The elderly also experience a loss of control – perhaps for the first time in their life. They desperately want to remain in control. One way to help the elderly person feel in control is to have them involved in the move planning but guided by professionals. Planning for the move includes asking questions like:
What can they bring to their new home? Can dad bring his favorite recliner? Is there space for a dining table?
How do they envision themselves in their new home? What activities will they do? If watching TV is important, arrange a room with that in mind. If reading and writing letters is a big part of their life, make sure a comfortable chair and desk are part of their new life.
What do they need to duplicate? What are their comfort zones? Can you set up the kitchen similar to their current one, with plates in the same place? Is there a spot they can set their glasses like at home?
“Try to minimize stress by minimizing change,” Zeller advises.
For the family member caregiver, the best thing you can offer is emotional support. After possessions are moved, keep in mind the elderly person still needs family support. “Studies show it takes 30 to 90 days to become acclimated in a new home,” she says.
As a caregiver, the greatest gift you can give is time and emotional support as your loved one adjusts to the new living arrangement.
Focus on the positive: Often elderly people gain independence after a move.
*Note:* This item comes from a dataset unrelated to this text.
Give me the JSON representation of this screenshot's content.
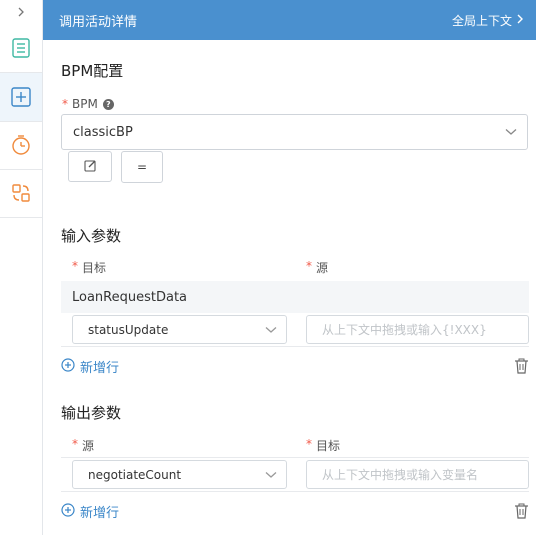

And families have time to spend together on relationships, rather than doing chores.